Propagate Spider Plants The Right Way With These Essential Tips

As most gardeners are aware, houseplants can help keep us healthy. One indoor plant that seems to have superpowers of its own is the gorgeous sprawling spider plant. Believe it or not, the leggy plant is sometimes left in hospital rooms to help patients heal faster. And it also has an incredible capability to purify air indoors by absorbing harmful chemicals like formaldehyde. Given this, it goes without saying that you can benefit from having more than one of them around. In fact, you can multiply your collection rather easily by propagating the spider plants you have at home.  

The best time to propagate a spider plant is during the active growing season which is typically spring to early summer. This is when the plants are at their strongest and have a greater chance of survival. The parts of the plant you will want cuttings from are the spiderettes, which are the offspring of the spider plant. The wiry stems can be found on the inner core and tend to hang lower than the rest of the plant. There are a few easy and effective ways to propagate them — you can directly plant the spiderettes in soil, or you can root them in water first.

Place spiderettes in a glass of water

Rooting spiderettes in a glass of water can be fun and educational to watch. Although it is not a necessary step you have to take, some plant enthusiasts choose this route to watch the roots grow. To start, you will want to fill a jar with room-temperature water. Then, use clean garden sheers cut the spiderettes from the parent plant. Once cut, place the spiderettes in a jar. Make sure the water only covers the bottom of your cutting and does not touch any of the leaves on top — one helpful tip is to let the leaves naturally droop over the top of the container.

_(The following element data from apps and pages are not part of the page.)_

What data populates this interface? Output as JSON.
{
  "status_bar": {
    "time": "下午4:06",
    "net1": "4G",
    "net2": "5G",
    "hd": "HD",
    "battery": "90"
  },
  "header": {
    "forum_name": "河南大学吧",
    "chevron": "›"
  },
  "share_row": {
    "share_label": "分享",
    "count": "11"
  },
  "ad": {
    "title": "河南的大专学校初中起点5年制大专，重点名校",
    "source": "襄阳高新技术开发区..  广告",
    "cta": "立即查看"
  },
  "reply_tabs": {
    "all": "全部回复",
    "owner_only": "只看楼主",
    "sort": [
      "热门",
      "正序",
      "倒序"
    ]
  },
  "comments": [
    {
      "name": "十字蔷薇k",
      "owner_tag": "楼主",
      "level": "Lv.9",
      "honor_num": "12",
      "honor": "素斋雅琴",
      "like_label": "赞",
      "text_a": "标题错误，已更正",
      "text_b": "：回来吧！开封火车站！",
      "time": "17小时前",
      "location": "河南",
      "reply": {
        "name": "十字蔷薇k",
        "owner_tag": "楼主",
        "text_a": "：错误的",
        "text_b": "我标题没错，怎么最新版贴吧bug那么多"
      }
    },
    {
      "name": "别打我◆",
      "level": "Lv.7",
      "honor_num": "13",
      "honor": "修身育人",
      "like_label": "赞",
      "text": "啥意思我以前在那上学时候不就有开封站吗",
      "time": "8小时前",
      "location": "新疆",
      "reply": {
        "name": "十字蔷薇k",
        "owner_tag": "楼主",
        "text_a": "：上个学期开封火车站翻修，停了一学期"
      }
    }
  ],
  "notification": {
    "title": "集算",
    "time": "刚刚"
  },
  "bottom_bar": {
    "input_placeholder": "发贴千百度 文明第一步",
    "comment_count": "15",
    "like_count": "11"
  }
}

For optimal growth, place the jar near an east-facing window with indirect sunlight. You will want to leave your spiderettes in the container for about two weeks and change out the water when it starts to look dirty. When you notice the spider plant babies developing roots, that's a good indication it's time to transfer them into a small planting container. A 4-inch pot with draining holes is ideal if it's filled with well-draining potting soil. Keep the soil moist daily and enjoy watching your spiderettes grow.

Cut spiderettes and place in soil

Another propagating method that's a lot easier is growing spiderettes directly in the soil. After cutting them at the stems, examine the base to make sure they have roots. At this point, you can dip the roots in a rooting hormone to encourage faster growth, or you can choose to do without it. After you have poked holes into the soil with either a pencil or your finger, place the spiderette roots in the holes and let them settle in. It is recommended to water your spiderettes with a spray bottle about once a day to keep the soil moist but prevent it from getting soggy. If you notice new growth, that usually means your plant has rooted, so you can transition to watering your spiderette like a young houseplant.

And lastly, you can try the division propagation method. This only works for larger spider plants that have outgrown their pots — it involves separating the plant into different sections and planting them in fresh soil. Whichever propagation method you choose, you will need to repot the plant as it grows. Keep in mind that there are fundamental steps to grow and care for a spider plant so that it thrives — for example, it cannot tolerate temperatures below 50 degrees Fahrenheit.